In truth, this is a time for introspection. Few graphic arts companies are in a position to sell their way into profitability. It's appropriate to squarely face the current scenario and to ask tough questions:

  • During the first months of the recession, when the fall-off in sales and uncertainty about the economy peaked, did the decreased volume represent permanently lost sales, delayed sales, or both? In other words, is the damage permanent? Have clients gone out of business or simply postponed projects?
  • Is the account base fundamentally sound and intact, or are some major account losses anticipated or possible in the next few months? Be realistic. Hope for the best but plan for the worst — and do credit checks on current accounts that you have reason to believe might be having difficulties. Don't confine credit checks to new accounts.
  • Has your organization defined and communicated its competitive differentiation? It is especially prevalent for management of a midsize or large print buying organization to ask, “Why are we doing business with this supplier?” during difficult economic times. In this scenario, a graphic arts company usually depends on its daily purchasing contact to sell, for you, to management. The response needs to extend beyond the extraordinary performance that has been rendered in past months or years. It might not be fair, but the response needs to be meaningful, unique, and value-laden.
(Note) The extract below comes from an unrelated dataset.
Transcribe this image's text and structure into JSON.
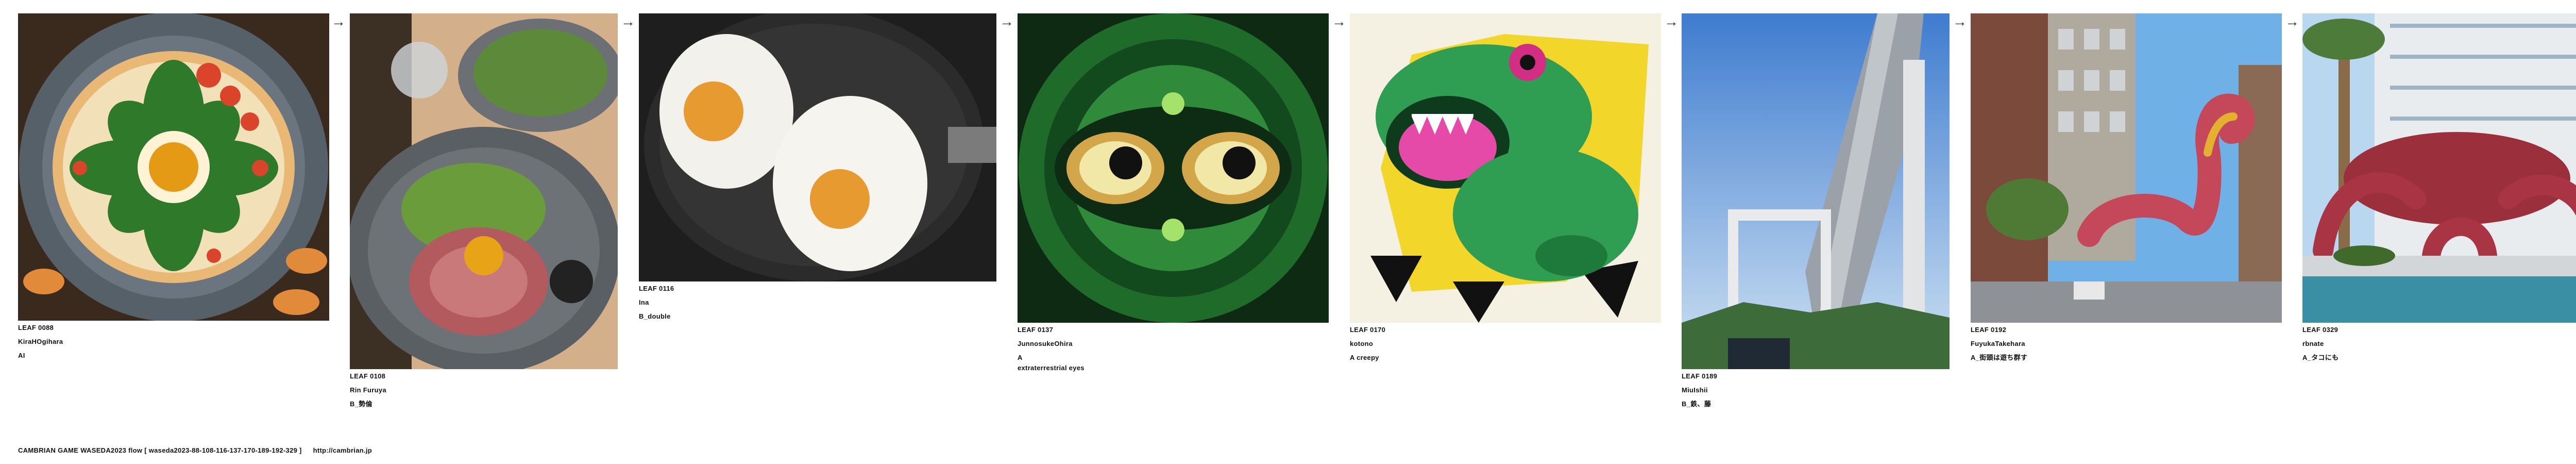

  • Are all current customers aware of your company's capabilities, both product and non-product? Our research indicates that, as an industry, we've done a poor job of communicating those capabilities. That situation is exacerbated by accelerated turnover at many larger buying organizations, where the job of print specifying and purchasing might be in the hands of someone with no print experience. Some print companies have been reducing management-to-management communication in the interest of reducing expenses. Be careful. This might be a period in which newsletters, capabilities mailings, marketing seminars, thank-you letters and other promotional steps are a good investment. Avoid that awful customer comment, “I didn't know you did that!”
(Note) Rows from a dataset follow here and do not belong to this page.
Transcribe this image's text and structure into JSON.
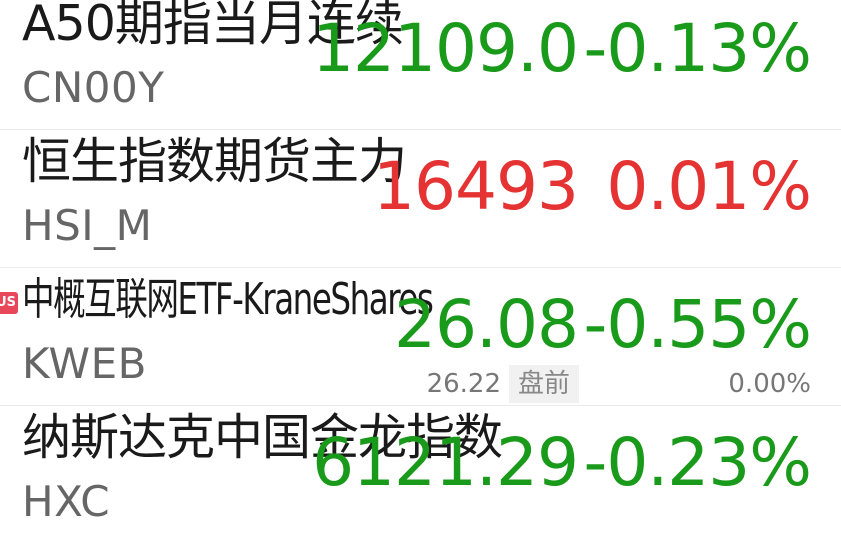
{
  "rows": [
    {
      "name": "A50期指当月连续",
      "code": "CN00Y",
      "price": "12109.0",
      "change": "-0.13%"
    },
    {
      "name": "恒生指数期货主力",
      "code": "HSI_M",
      "price": "16493",
      "change": "0.01%"
    },
    {
      "name": "中概互联网ETF-KraneShares",
      "code": "KWEB",
      "price": "26.08",
      "change": "-0.55%",
      "badge": "US",
      "pre_price": "26.22",
      "pre_label": "盘前",
      "pre_change": "0.00%"
    },
    {
      "name": "纳斯达克中国金龙指数",
      "code": "HXC",
      "price": "6121.29",
      "change": "-0.23%"
    }
  ],
  "colors": {
    "up": "#e53333",
    "down": "#1a9a1a"
  }
}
  • Is your organization maintaining its focus on customer development? This might be the greatest management challenge of all. Tough times frequently demand difficult decisions that adversely affect the lives of staff members and their employees. Times like this define the difference between leadership and management. After the difficult decisions have been made, it's time to refocus on customer development. That goes beyond platitudes. It requires specific direction that goes beyond wishful thinking about an imminent economic turnaround. What is each member of the staff being asked to do that differs from business as usual and “trying harder?”
  • What is the program to develop new accounts? Specifically, what is expected of every employee? One of our consulting firm's clients demanded that every staff member — the receptionist, press and bindery operators, customer service representatives, etc. — sell and service at least one new account. It wasn't a request. It was a monitored expectation by ownership. The result: It's a different company, not simply in terms of sales volume, but also in terms of changing attitudes toward customers and salespeople throughout the company. There is something to be said for Wal-Mart's reaction to the recession: While most retailers did little to change their behaviors other than reduce price, Wal-Mart substantially increased its advertising/promotion budget and is doing well.
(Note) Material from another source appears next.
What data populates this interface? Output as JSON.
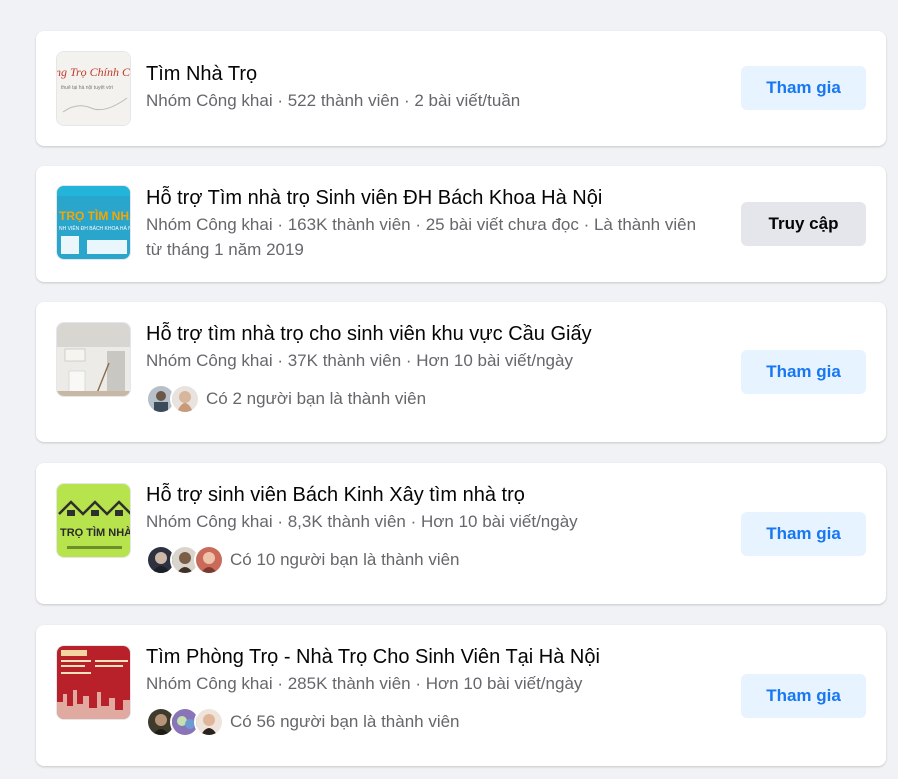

To use a sports analogy, championship teams excel at both offense and defense. There needs to be a plan, a unique selling proposition, leadership, and a focus on customers and prospective customers. It's time for action.

Dick Gorelick is president of Gorelick & Associates and the Graphic Arts Sales Foundation. He can be reached at